Early this morning Fidel Castro, Cuba’s leader for more than 50 years resigned his post as President. At 81 years old and fraught with health problems, Castro announced that he will not accept the post of the Presidency following the Parliamentary meetings to be held on Sunday.
These meetings are the first such meetings held for the newly elected parliamentary members and are the setting for which members of the “Council of State” (including the President) are chosen.
This is quite the surprising news to many of us, despite the fact that many have been speculating over it for some time. However, I for one, didn’t expect Fidel to ever resign unless it was to simply hand over the reigns to his brother, Raul.
Raul will likely still be Fidel’s successor and my guess is that this has already been arranged, but the question then is how much power will Raul hold? Will he have a grip over Cuba like Fidel had? Or will Cuba’s parliament garner more control and make the country more democratic?
I am not expert enough on Cuba to give anymore than the possibilities that I see could happen and what I hope will happen. The first possibility that I see is also the one that I hope will occur, and that is that Cuba’s Parliament will claim some of the Presidential powers for themselves and establish a truly democratic Cuba and will write (or re-write) the constitution calling for democratic presidential elections.
There are both reasons I think this is and is not a distinct possibility. It would not surprise me if for Fidel’s final act, he decided that he and only he in Cuban history would go down as the greatest and most revered leader. The best way to do this after 50 years of rule is to decide that the only people as well suite as he to make decisions are the people as a whole. Thus, he could dictate that the country will move to a more democratic system. What result could better solidify the love a people has for their leader and revolutionary?
However, I think we would all be shocked if such a turn of events occurred. Such a thing likely wouldn’t happen because it would then risk the ruling party eventually losing power, why would people already in power and in a system so rigged to their benefit ever want to change it? Further, while Raul likely will not be as dominant a figure as Fidel was, he too will likely have no desire to abdicate power.
There seems to be a great opportunity here for real and positive change in Cuba, also a great chance for America to reach out and embrace a democratically controlled Cuba. The future of Cuba may well rest on how the United States plays its hand. I would caution the Bush administration and diplomatic corps to be very gracious and not speak sternly and threatening to current Cuban leadership, but rather extend a hand of support and reconciliation. Help Cuba know that we are here to offer support and are open to expanding the lines of communication.
I get the sense, all in all, that not much will rapidly change in Cuba. I suspect that Raul will become the new President this week and it will be business as usual. However, overtime there will gradual change for the better that may well turn Cuba into a fully democratic state. If Cuba can get there on its own, without the U.S. demanding it or forcing it, Cuba may well find long-lasting success, we will see.

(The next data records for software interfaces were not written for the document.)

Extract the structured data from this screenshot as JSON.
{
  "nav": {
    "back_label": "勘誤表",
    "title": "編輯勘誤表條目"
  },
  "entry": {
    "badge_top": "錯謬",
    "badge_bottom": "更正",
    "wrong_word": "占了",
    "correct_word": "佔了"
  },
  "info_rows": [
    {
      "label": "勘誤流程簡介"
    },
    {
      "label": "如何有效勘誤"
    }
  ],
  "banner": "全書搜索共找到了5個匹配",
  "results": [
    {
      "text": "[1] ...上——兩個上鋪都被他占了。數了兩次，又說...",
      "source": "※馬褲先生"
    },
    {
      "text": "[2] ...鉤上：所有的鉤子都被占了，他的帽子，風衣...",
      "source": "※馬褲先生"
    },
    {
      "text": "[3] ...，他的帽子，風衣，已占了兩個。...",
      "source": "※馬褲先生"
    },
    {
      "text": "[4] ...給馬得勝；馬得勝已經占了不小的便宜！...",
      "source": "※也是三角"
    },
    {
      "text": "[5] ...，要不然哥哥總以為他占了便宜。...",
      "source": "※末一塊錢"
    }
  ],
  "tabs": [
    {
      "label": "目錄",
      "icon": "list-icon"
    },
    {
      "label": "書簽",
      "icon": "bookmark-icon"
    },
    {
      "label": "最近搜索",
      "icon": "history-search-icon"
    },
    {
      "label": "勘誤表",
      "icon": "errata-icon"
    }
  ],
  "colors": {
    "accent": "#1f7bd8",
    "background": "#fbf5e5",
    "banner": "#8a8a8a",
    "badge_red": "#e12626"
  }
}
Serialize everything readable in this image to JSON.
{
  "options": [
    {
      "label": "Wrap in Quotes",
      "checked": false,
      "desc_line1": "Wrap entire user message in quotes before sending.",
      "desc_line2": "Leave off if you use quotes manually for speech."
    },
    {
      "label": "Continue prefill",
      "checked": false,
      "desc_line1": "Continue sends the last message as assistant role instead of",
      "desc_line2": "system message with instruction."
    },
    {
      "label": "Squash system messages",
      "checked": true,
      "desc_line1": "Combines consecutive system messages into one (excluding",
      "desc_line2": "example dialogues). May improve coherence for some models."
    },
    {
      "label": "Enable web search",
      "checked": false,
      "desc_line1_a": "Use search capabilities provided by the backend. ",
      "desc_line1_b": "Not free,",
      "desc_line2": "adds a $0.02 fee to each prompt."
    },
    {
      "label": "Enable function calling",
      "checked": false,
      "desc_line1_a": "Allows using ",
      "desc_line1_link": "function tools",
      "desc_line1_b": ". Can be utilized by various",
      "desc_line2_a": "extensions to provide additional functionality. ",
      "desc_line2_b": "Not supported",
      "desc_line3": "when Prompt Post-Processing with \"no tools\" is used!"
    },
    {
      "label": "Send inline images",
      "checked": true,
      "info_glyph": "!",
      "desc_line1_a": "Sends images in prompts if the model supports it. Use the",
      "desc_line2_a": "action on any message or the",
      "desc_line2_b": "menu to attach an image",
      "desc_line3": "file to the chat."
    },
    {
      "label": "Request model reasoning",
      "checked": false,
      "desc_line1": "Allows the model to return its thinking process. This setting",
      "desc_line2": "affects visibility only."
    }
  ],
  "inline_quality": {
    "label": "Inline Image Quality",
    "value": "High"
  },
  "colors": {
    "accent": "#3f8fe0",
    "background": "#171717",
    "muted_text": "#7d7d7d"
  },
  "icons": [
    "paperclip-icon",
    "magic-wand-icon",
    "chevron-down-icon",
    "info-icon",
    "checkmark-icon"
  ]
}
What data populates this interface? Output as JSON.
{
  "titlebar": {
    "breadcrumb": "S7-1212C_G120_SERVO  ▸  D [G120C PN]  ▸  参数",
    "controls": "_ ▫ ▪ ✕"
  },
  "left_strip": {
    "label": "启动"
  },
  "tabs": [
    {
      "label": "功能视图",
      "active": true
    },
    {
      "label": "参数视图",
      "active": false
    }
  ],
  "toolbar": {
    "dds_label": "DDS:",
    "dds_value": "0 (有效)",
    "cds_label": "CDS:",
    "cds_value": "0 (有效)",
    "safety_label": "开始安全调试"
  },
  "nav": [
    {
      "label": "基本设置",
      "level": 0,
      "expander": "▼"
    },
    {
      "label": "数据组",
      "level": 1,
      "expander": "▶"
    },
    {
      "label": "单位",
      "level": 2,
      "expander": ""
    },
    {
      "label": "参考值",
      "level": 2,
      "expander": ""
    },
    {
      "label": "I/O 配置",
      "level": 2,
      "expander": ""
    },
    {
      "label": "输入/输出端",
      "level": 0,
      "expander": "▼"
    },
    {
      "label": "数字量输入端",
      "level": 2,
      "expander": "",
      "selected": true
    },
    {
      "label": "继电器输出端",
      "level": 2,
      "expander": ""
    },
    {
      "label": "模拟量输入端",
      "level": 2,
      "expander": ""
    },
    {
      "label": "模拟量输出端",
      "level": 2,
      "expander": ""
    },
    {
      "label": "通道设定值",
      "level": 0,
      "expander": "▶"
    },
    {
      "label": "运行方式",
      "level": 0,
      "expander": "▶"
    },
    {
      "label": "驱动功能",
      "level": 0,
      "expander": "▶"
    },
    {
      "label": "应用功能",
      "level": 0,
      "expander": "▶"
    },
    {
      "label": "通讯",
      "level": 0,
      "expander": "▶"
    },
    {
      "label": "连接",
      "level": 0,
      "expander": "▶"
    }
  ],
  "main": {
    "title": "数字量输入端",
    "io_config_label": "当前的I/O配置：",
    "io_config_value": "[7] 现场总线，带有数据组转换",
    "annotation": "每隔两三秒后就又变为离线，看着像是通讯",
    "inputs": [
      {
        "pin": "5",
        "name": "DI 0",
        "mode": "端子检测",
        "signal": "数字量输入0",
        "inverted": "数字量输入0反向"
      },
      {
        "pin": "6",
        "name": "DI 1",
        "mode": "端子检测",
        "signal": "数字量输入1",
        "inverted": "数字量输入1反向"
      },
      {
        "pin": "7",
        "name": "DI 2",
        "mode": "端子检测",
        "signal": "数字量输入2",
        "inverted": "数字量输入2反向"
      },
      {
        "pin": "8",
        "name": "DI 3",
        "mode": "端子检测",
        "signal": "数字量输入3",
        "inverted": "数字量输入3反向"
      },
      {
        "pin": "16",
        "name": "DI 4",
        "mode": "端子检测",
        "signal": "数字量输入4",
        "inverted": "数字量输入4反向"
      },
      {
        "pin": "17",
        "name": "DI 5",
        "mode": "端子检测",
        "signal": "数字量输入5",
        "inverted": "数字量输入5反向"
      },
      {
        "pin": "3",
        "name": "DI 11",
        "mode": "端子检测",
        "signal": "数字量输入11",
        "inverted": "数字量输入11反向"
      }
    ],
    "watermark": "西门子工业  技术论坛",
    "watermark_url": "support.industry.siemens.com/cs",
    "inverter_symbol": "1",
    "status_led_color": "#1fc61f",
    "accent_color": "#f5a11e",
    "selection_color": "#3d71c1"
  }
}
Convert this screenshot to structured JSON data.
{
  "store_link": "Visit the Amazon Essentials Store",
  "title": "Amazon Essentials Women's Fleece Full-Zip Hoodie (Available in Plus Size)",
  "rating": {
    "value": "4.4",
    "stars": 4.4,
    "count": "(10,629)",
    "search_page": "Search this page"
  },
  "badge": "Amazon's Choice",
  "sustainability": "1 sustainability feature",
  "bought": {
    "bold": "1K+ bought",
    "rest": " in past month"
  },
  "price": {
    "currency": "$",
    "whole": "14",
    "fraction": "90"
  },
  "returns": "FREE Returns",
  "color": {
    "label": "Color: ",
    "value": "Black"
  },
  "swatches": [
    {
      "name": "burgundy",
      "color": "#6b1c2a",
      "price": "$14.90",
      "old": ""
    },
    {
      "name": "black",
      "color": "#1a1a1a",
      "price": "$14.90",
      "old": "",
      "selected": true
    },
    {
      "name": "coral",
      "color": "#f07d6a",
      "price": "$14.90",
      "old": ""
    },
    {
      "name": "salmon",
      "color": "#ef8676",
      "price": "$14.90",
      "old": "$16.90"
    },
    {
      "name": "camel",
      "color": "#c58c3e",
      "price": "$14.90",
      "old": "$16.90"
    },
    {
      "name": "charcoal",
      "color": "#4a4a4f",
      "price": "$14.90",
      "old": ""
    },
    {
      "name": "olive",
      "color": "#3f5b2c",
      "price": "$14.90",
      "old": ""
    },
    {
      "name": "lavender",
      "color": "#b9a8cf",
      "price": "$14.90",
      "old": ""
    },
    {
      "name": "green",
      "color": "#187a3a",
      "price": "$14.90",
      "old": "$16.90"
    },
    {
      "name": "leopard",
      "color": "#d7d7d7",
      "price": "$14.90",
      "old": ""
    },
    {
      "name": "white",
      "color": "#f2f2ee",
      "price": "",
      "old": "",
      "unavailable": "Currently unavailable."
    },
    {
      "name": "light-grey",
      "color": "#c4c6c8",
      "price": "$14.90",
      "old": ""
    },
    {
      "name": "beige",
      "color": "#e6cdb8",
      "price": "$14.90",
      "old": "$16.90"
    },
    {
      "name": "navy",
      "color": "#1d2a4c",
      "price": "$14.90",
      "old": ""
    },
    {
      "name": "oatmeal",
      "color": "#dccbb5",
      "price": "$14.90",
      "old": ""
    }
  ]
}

On a completely unrelated note: Last night I watched a program on NatGeo channel on Inside North Korea. Wow! Kim Jong Il and his father have set up a cult-like government there. People seem to literally rever Kim Jong Il as a god. It was disturbing to say the least. There was a humanitarian doctor who went there to remove cataracts to help cure blindness, he performed over 1000 surgeries. The day that the bandages were removed, people could see for the first time and rather than thanking the doctors they went to the front and praised the pictures of Kim and his father. I was looking for signs of insincerity and I didn’t see much, it appeared that most genuinely revere him and view him as the almighty. That is the effectiveness of locking your country out from the rest of the world. If your people don’t know what it is like anywhere else, what do they have to complain about? It is incredible that there is still such a place in today’s world.